_TO DO_: Please return all lines in the listing holding the word "README".

_DATA TO USE_:
○ ○ ○
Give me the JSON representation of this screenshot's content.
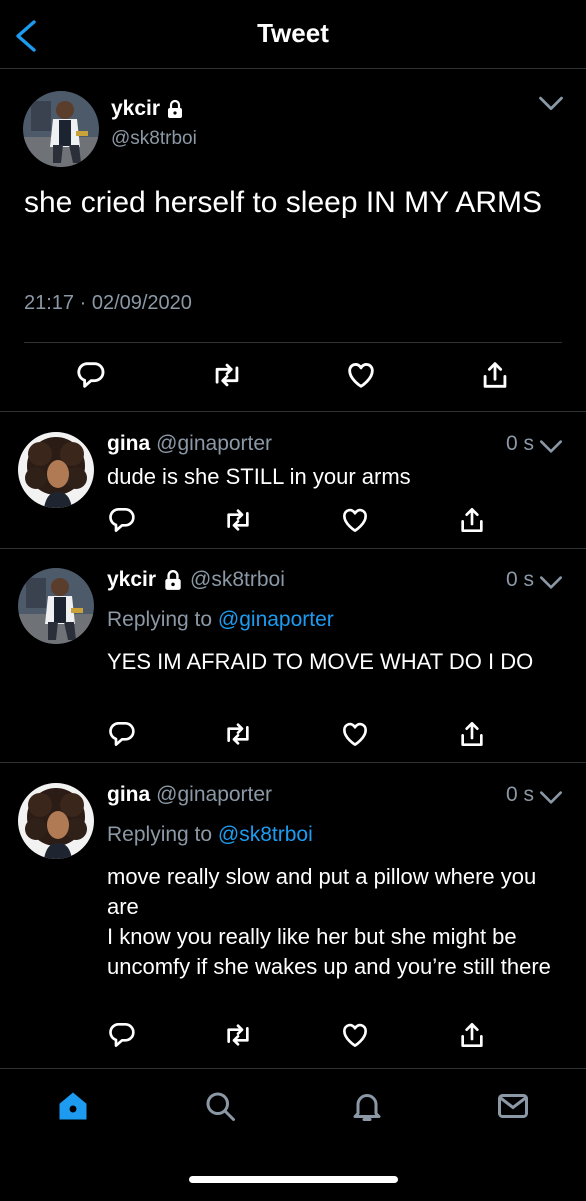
{
  "header": {
    "title": "Tweet"
  },
  "main_tweet": {
    "name": "ykcir",
    "handle": "@sk8trboi",
    "text": "she cried herself to sleep IN MY ARMS",
    "timestamp": "21:17 · 02/09/2020"
  },
  "replies": [
    {
      "name": "gina",
      "handle": "@ginaporter",
      "time": "0 s",
      "replying_to": "",
      "text": "dude is she STILL in your arms"
    },
    {
      "name": "ykcir",
      "handle": "@sk8trboi",
      "time": "0 s",
      "replying_label": "Replying to",
      "replying_to": "@ginaporter",
      "text": "YES IM AFRAID TO MOVE WHAT DO I DO"
    },
    {
      "name": "gina",
      "handle": "@ginaporter",
      "time": "0 s",
      "replying_label": "Replying to",
      "replying_to": "@sk8trboi",
      "text": "move really slow and put a pillow where you are\nI know you really like her but she might be uncomfy if she wakes up and you’re still there"
    }
  ],
  "colors": {
    "accent": "#1d9bf0",
    "secondary_text": "#8b98a5",
    "divider": "#2f3336",
    "background": "#000000"
  },
  "icons": {
    "actions": [
      "reply-icon",
      "retweet-icon",
      "like-icon",
      "share-icon"
    ],
    "tabs": [
      "home-icon",
      "search-icon",
      "notifications-icon",
      "messages-icon"
    ]
  }
}
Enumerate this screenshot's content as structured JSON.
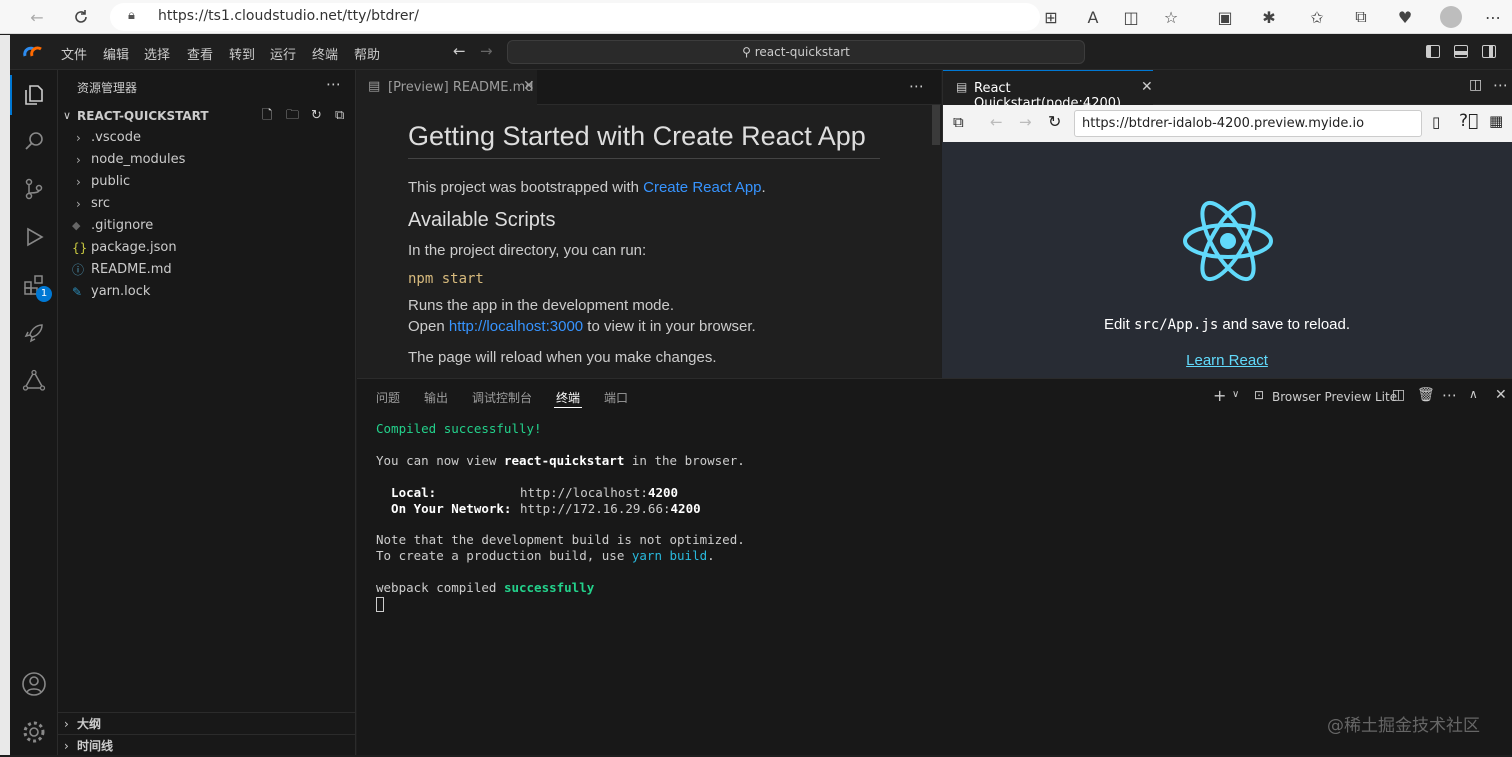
{
  "browser": {
    "url": "https://ts1.cloudstudio.net/tty/btdrer/"
  },
  "menu": [
    "文件",
    "编辑",
    "选择",
    "查看",
    "转到",
    "运行",
    "终端",
    "帮助"
  ],
  "command_center": "react-quickstart",
  "sidebar": {
    "title": "资源管理器",
    "project": "REACT-QUICKSTART",
    "items": [
      {
        "label": ".vscode",
        "type": "folder"
      },
      {
        "label": "node_modules",
        "type": "folder"
      },
      {
        "label": "public",
        "type": "folder"
      },
      {
        "label": "src",
        "type": "folder"
      },
      {
        "label": ".gitignore",
        "type": "file"
      },
      {
        "label": "package.json",
        "type": "file"
      },
      {
        "label": "README.md",
        "type": "file"
      },
      {
        "label": "yarn.lock",
        "type": "file"
      }
    ],
    "outline": "大纲",
    "timeline": "时间线"
  },
  "extensions_badge": "1",
  "editor": {
    "tab": "[Preview] README.md",
    "h1": "Getting Started with Create React App",
    "p1_pre": "This project was bootstrapped with ",
    "p1_link": "Create React App",
    "p1_post": ".",
    "h2": "Available Scripts",
    "p2": "In the project directory, you can run:",
    "code": "npm start",
    "p3": "Runs the app in the development mode.",
    "p4_pre": "Open ",
    "p4_link": "http://localhost:3000",
    "p4_post": " to view it in your browser.",
    "p5": "The page will reload when you make changes."
  },
  "preview": {
    "tab": "React Quickstart(node:4200)",
    "url": "https://btdrer-idalob-4200.preview.myide.io",
    "edit_pre": "Edit ",
    "edit_code": "src/App.js",
    "edit_post": " and save to reload.",
    "link": "Learn React"
  },
  "panel": {
    "tabs": [
      "问题",
      "输出",
      "调试控制台",
      "终端",
      "端口"
    ],
    "active_tab": "终端",
    "terminal_name": "Browser Preview Lite",
    "lines": {
      "compiled": "Compiled successfully!",
      "view_pre": "You can now view ",
      "view_bold": "react-quickstart",
      "view_post": " in the browser.",
      "local_label": "  Local:",
      "local_url": "http://localhost:",
      "local_port": "4200",
      "network_label": "  On Your Network:",
      "network_url": "http://172.16.29.66:",
      "network_port": "4200",
      "note1": "Note that the development build is not optimized.",
      "note2_pre": "To create a production build, use ",
      "note2_cmd": "yarn build",
      "note2_post": ".",
      "webpack_pre": "webpack compiled ",
      "webpack_ok": "successfully"
    }
  },
  "watermark": "@稀土掘金技术社区",
  "colors": {
    "accent": "#0078d4",
    "react": "#61dafb",
    "link": "#3794ff",
    "success": "#23d18b"
  }
}
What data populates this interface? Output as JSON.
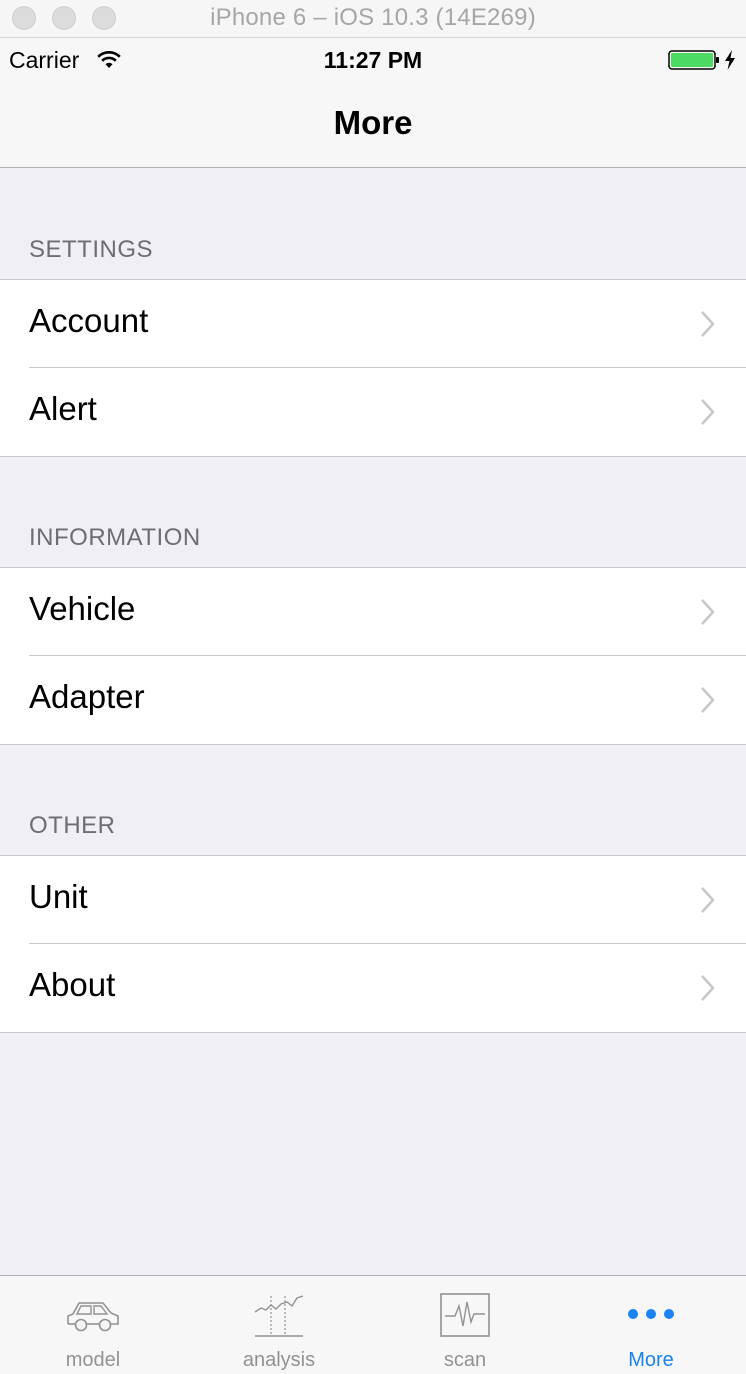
{
  "simulator": {
    "title": "iPhone 6 – iOS 10.3 (14E269)"
  },
  "status_bar": {
    "carrier": "Carrier",
    "time": "11:27 PM",
    "battery_level": 1.0,
    "battery_color": "#4cd964",
    "charging": true
  },
  "nav": {
    "title": "More"
  },
  "sections": [
    {
      "header": "SETTINGS",
      "items": [
        {
          "label": "Account"
        },
        {
          "label": "Alert"
        }
      ]
    },
    {
      "header": "INFORMATION",
      "items": [
        {
          "label": "Vehicle"
        },
        {
          "label": "Adapter"
        }
      ]
    },
    {
      "header": "OTHER",
      "items": [
        {
          "label": "Unit"
        },
        {
          "label": "About"
        }
      ]
    }
  ],
  "tabs": [
    {
      "label": "model",
      "icon": "car-icon",
      "active": false
    },
    {
      "label": "analysis",
      "icon": "analysis-chart-icon",
      "active": false
    },
    {
      "label": "scan",
      "icon": "pulse-scan-icon",
      "active": false
    },
    {
      "label": "More",
      "icon": "more-dots-icon",
      "active": true
    }
  ],
  "colors": {
    "accent": "#1a82f2",
    "inactive_tab": "#929292",
    "background": "#efeff4"
  }
}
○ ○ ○
_ANSWER TO THE EXERCISE_:
        "label": "README.md",
    "tab": "[Preview] README.md",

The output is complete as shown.